#### TASK INSTRUCTIONS:
Retype every record below exactly as it is written.

▬▬▬

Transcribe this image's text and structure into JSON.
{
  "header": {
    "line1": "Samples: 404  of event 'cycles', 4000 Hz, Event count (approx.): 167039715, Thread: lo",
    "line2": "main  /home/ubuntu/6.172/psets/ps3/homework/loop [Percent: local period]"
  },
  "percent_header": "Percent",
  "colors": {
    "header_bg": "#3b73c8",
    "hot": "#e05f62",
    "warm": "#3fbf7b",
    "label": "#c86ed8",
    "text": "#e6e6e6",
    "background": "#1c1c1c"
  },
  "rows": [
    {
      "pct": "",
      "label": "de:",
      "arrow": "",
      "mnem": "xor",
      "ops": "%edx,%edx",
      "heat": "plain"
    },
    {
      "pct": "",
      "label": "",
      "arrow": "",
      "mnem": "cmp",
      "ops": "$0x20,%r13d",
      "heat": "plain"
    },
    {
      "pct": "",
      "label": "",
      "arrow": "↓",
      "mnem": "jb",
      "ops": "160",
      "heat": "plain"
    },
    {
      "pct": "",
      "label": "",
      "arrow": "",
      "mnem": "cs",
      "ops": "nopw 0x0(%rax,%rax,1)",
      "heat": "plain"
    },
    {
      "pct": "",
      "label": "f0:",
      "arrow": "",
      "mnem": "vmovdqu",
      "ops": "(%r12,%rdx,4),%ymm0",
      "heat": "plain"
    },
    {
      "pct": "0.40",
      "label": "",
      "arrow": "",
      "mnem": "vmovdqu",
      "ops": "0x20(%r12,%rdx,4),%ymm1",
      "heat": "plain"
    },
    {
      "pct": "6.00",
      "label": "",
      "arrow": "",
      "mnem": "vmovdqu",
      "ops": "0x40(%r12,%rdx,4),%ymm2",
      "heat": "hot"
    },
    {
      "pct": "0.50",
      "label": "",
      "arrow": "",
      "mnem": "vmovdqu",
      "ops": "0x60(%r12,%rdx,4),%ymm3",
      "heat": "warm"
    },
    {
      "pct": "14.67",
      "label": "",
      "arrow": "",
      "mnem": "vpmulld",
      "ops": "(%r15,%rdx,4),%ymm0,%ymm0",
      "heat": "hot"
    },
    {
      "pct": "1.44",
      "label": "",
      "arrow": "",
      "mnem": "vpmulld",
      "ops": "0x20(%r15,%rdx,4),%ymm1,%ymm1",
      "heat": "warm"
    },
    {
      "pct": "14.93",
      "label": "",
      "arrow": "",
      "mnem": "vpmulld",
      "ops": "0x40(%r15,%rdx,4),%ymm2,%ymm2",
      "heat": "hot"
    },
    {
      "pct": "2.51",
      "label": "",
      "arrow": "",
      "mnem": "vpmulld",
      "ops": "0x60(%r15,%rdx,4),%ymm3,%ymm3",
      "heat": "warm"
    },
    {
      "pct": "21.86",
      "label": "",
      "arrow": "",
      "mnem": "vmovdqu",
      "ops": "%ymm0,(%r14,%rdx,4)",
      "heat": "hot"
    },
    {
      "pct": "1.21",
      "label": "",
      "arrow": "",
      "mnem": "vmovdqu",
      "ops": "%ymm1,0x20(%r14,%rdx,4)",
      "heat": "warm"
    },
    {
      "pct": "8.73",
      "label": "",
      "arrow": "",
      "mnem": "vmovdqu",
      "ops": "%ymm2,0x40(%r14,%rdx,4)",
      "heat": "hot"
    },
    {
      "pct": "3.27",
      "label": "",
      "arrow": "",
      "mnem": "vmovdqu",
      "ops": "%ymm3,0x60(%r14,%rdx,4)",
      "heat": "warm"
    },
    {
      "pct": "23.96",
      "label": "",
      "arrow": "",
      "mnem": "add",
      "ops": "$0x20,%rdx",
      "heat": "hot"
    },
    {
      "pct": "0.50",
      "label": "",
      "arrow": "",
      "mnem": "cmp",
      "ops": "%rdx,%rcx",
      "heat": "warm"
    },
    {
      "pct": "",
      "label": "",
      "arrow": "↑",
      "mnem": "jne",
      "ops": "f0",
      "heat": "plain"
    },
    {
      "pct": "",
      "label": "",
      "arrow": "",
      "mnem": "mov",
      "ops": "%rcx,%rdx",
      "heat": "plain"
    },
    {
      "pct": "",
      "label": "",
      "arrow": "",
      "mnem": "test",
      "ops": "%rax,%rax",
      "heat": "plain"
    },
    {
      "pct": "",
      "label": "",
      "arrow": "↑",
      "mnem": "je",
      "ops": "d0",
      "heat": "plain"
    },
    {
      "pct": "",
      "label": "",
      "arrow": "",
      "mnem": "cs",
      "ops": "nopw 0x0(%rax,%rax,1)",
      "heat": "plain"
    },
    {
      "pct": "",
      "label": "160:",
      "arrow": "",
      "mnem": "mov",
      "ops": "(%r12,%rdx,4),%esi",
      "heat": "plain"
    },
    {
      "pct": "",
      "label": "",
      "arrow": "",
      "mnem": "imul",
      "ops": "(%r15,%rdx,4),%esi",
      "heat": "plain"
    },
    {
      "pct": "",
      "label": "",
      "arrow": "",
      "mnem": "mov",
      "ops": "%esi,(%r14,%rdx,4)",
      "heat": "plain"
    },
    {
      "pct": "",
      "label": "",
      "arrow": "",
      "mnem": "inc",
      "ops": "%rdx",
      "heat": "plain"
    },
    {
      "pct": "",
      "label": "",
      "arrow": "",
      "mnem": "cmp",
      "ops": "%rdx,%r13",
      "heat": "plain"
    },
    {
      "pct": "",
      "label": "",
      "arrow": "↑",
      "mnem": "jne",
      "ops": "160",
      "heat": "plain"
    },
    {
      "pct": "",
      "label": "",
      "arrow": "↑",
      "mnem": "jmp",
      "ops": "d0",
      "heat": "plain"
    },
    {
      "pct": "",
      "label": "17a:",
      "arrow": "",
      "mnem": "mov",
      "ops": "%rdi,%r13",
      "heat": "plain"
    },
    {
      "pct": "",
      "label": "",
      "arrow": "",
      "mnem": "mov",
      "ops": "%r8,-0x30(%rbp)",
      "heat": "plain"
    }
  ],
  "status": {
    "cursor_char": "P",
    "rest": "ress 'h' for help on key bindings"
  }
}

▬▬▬

#### ANSWER TO THIS EXERCISE:
Transcribe this image's text and structure into JSON.
{
  "header": {
    "line1": "Samples: 404  of event 'cycles', 4000 Hz, Event count (approx.): 167039715, Thread: lo",
    "line2": "main  /home/ubuntu/6.172/psets/ps3/homework/loop [Percent: local period]"
  },
  "percent_header": "Percent",
  "colors": {
    "header_bg": "#3b73c8",
    "hot": "#e05f62",
    "warm": "#3fbf7b",
    "label": "#c86ed8",
    "text": "#e6e6e6",
    "background": "#1c1c1c"
  },
  "rows": [
    {
      "pct": "",
      "label": "de:",
      "arrow": "",
      "mnem": "xor",
      "ops": "%edx,%edx",
      "heat": "plain"
    },
    {
      "pct": "",
      "label": "",
      "arrow": "",
      "mnem": "cmp",
      "ops": "$0x20,%r13d",
      "heat": "plain"
    },
    {
      "pct": "",
      "label": "",
      "arrow": "↓",
      "mnem": "jb",
      "ops": "160",
      "heat": "plain"
    },
    {
      "pct": "",
      "label": "",
      "arrow": "",
      "mnem": "cs",
      "ops": "nopw 0x0(%rax,%rax,1)",
      "heat": "plain"
    },
    {
      "pct": "",
      "label": "f0:",
      "arrow": "",
      "mnem": "vmovdqu",
      "ops": "(%r12,%rdx,4),%ymm0",
      "heat": "plain"
    },
    {
      "pct": "0.40",
      "label": "",
      "arrow": "",
      "mnem": "vmovdqu",
      "ops": "0x20(%r12,%rdx,4),%ymm1",
      "heat": "plain"
    },
    {
      "pct": "6.00",
      "label": "",
      "arrow": "",
      "mnem": "vmovdqu",
      "ops": "0x40(%r12,%rdx,4),%ymm2",
      "heat": "hot"
    },
    {
      "pct": "0.50",
      "label": "",
      "arrow": "",
      "mnem": "vmovdqu",
      "ops": "0x60(%r12,%rdx,4),%ymm3",
      "heat": "warm"
    },
    {
      "pct": "14.67",
      "label": "",
      "arrow": "",
      "mnem": "vpmulld",
      "ops": "(%r15,%rdx,4),%ymm0,%ymm0",
      "heat": "hot"
    },
    {
      "pct": "1.44",
      "label": "",
      "arrow": "",
      "mnem": "vpmulld",
      "ops": "0x20(%r15,%rdx,4),%ymm1,%ymm1",
      "heat": "warm"
    },
    {
      "pct": "14.93",
      "label": "",
      "arrow": "",
      "mnem": "vpmulld",
      "ops": "0x40(%r15,%rdx,4),%ymm2,%ymm2",
      "heat": "hot"
    },
    {
      "pct": "2.51",
      "label": "",
      "arrow": "",
      "mnem": "vpmulld",
      "ops": "0x60(%r15,%rdx,4),%ymm3,%ymm3",
      "heat": "warm"
    },
    {
      "pct": "21.86",
      "label": "",
      "arrow": "",
      "mnem": "vmovdqu",
      "ops": "%ymm0,(%r14,%rdx,4)",
      "heat": "hot"
    },
    {
      "pct": "1.21",
      "label": "",
      "arrow": "",
      "mnem": "vmovdqu",
      "ops": "%ymm1,0x20(%r14,%rdx,4)",
      "heat": "warm"
    },
    {
      "pct": "8.73",
      "label": "",
      "arrow": "",
      "mnem": "vmovdqu",
      "ops": "%ymm2,0x40(%r14,%rdx,4)",
      "heat": "hot"
    },
    {
      "pct": "3.27",
      "label": "",
      "arrow": "",
      "mnem": "vmovdqu",
      "ops": "%ymm3,0x60(%r14,%rdx,4)",
      "heat": "warm"
    },
    {
      "pct": "23.96",
      "label": "",
      "arrow": "",
      "mnem": "add",
      "ops": "$0x20,%rdx",
      "heat": "hot"
    },
    {
      "pct": "0.50",
      "label": "",
      "arrow": "",
      "mnem": "cmp",
      "ops": "%rdx,%rcx",
      "heat": "warm"
    },
    {
      "pct": "",
      "label": "",
      "arrow": "↑",
      "mnem": "jne",
      "ops": "f0",
      "heat": "plain"
    },
    {
      "pct": "",
      "label": "",
      "arrow": "",
      "mnem": "mov",
      "ops": "%rcx,%rdx",
      "heat": "plain"
    },
    {
      "pct": "",
      "label": "",
      "arrow": "",
      "mnem": "test",
      "ops": "%rax,%rax",
      "heat": "plain"
    },
    {
      "pct": "",
      "label": "",
      "arrow": "↑",
      "mnem": "je",
      "ops": "d0",
      "heat": "plain"
    },
    {
      "pct": "",
      "label": "",
      "arrow": "",
      "mnem": "cs",
      "ops": "nopw 0x0(%rax,%rax,1)",
      "heat": "plain"
    },
    {
      "pct": "",
      "label": "160:",
      "arrow": "",
      "mnem": "mov",
      "ops": "(%r12,%rdx,4),%esi",
      "heat": "plain"
    },
    {
      "pct": "",
      "label": "",
      "arrow": "",
      "mnem": "imul",
      "ops": "(%r15,%rdx,4),%esi",
      "heat": "plain"
    },
    {
      "pct": "",
      "label": "",
      "arrow": "",
      "mnem": "mov",
      "ops": "%esi,(%r14,%rdx,4)",
      "heat": "plain"
    },
    {
      "pct": "",
      "label": "",
      "arrow": "",
      "mnem": "inc",
      "ops": "%rdx",
      "heat": "plain"
    },
    {
      "pct": "",
      "label": "",
      "arrow": "",
      "mnem": "cmp",
      "ops": "%rdx,%r13",
      "heat": "plain"
    },
    {
      "pct": "",
      "label": "",
      "arrow": "↑",
      "mnem": "jne",
      "ops": "160",
      "heat": "plain"
    },
    {
      "pct": "",
      "label": "",
      "arrow": "↑",
      "mnem": "jmp",
      "ops": "d0",
      "heat": "plain"
    },
    {
      "pct": "",
      "label": "17a:",
      "arrow": "",
      "mnem": "mov",
      "ops": "%rdi,%r13",
      "heat": "plain"
    },
    {
      "pct": "",
      "label": "",
      "arrow": "",
      "mnem": "mov",
      "ops": "%r8,-0x30(%rbp)",
      "heat": "plain"
    }
  ],
  "status": {
    "cursor_char": "P",
    "rest": "ress 'h' for help on key bindings"
  }
}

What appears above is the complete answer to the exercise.